HARTFORD, Conn. (AP) — A new report asks whether the race and affluence of Adam Lanza's family influenced decisions about how to care for his mental health problems in the years before he committed the 2012 Sandy Hook Elementary School massacre.
Among the findings in the report, which was released Friday by the state office of Child Advocate, is that Lanza's his parents and educators contributed to his social isolation by accommodating — and not confronting — his difficulties engaging with the world.
The report said recommendations from Yale psychologists that he be medicated and undergo rigorous treatment as a child for anxiety and other conditions were rejected by his mother, who eventually took him out of school.
"Is the community more reluctant to intervene and more likely to provide deference to the parental judgment and decision-making of white, affluent parents than those caregivers who are poor or minority?" the report asks. "Would (Adam Lanza's) caregivers' reluctance to maintain him in school or a treatment program have gone under the radar if he were a child of color?"
Lanza's father is a financial services executive. The son and his mother lived in an exclusive neighborhood in the wealthy bedroom community, 70 miles north of Manhattan.
Research has found that upper-middle-class parents are far more likely to be resistant, defensive and even litigious when presented with treatment options suggested by school service providers, said Suniya Luthar, a professor of Psychology at Arizona State University, who has written extensively on the topic of affluence and mental health.
Deferring to those parents can have grave consequences, allowing nascent problems to escalate to serious and sometimes dangerous levels, she said.
"Even though some of these parents can be very intimidating, schools need to hang tough," she said. "If there is a psychologist, a teacher or a social worker who believes this child is headed for deep trouble, they need to hang tough."
The report concluded that Lanza's autism spectrum disorder and other psychiatric problems did not cause or lead directly to the massacre.
But it found that his "severe and deteriorating internalized mental health problems" when combined with a preoccupation with violence, and access to deadly weapons, "proved a recipe for mass murder."
Lanza killed his mother then shot his way into the Newtown school on Dec. 14, 2012, and gunned down 20 children and six educators before committing suicide.
Lanza's obsessions with firearms, death and mass shootings have been documented by police files, and investigators previously concluded the motive for the shootings may never be known.
But in exploring what could have been done differently, the new report honed in on his mother, Nancy Lanza, who backed her son's resistance to medication and from the 10th grade on kept him at home, where he was surrounded by an arsenal of firearms and spent long hours playing violent video games.
"Mrs. Lanza's approach to try and help him was to actually shelter him and protect him and pull him further away from the world, and that in turn turned out to be a very tragic mistake," said Julian Ford, one of the report's authors, at a news conference.
The authors said Lanza's parents tried to obtain help for him in variety of ways, but they did not know which path to take and appeared not to grasp the depth and severity of his disabilities.
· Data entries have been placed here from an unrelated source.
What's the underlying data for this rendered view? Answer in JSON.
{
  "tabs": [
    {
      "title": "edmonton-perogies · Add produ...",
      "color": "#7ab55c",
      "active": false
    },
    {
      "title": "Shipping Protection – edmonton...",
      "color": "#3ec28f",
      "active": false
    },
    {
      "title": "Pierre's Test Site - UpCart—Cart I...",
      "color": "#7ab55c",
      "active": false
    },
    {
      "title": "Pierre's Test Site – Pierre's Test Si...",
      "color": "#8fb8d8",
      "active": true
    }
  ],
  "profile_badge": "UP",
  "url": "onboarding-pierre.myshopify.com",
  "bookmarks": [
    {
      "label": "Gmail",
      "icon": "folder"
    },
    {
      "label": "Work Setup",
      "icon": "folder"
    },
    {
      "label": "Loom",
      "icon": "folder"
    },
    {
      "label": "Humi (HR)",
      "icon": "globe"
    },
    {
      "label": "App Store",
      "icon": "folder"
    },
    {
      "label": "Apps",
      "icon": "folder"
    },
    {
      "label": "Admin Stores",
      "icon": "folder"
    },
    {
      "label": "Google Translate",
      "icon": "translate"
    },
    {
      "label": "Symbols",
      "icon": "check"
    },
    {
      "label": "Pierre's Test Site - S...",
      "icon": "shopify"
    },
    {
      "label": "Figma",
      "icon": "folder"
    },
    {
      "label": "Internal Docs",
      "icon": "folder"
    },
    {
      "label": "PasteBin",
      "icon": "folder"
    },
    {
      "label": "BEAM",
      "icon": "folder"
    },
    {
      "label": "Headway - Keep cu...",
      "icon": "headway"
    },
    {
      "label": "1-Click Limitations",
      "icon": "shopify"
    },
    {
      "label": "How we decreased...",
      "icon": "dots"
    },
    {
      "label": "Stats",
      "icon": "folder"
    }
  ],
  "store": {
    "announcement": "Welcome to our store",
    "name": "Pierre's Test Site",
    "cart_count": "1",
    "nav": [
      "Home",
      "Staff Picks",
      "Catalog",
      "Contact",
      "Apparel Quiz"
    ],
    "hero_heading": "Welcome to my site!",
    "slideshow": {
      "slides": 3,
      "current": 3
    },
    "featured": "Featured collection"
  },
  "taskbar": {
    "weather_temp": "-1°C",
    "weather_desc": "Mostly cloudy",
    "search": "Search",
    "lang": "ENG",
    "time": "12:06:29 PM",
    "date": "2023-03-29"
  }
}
His parents were divorced, and Lanza had not seen his father for two years. After 2008, his parents did not appear to seek any mental health treatment for him, and there was no sustained input from a mental health provider after 2006, according to the report.
The one provider that seemed to understand the gravity of his condition, the Yale Child Study Center, evaluated him in 2006 and called for rigorous daily therapy and medication for conditions including anxiety. At the time, a Yale psychiatrist warned there was risk to creating a "prosthetic environment which spares him having to encounter other students or to work to overcome his social difficulties," according to the report.
The day after the evaluation, Nancy Lanza told the doctor by email that her son would not agree to any sort of medication and that he had been angered by the doctor's line of questioning. The Yale recommendations went largely unheeded.
Joseph Erardi Jr., who became superintendent of schools for Newtown this year, said the report will have great meaning if "there is one school leader, one district, one mental health provider or one set of parents who reads this work and can prevent such a heinous crime."
He also said wealth and race will never be a factor when deciding how to treat a child in his school system.
"There will never, ever under my watch be a decision made based on race, color, creed, or wealth index....never," he said. "I feel very strongly about this and would never allow this type of influence in any way."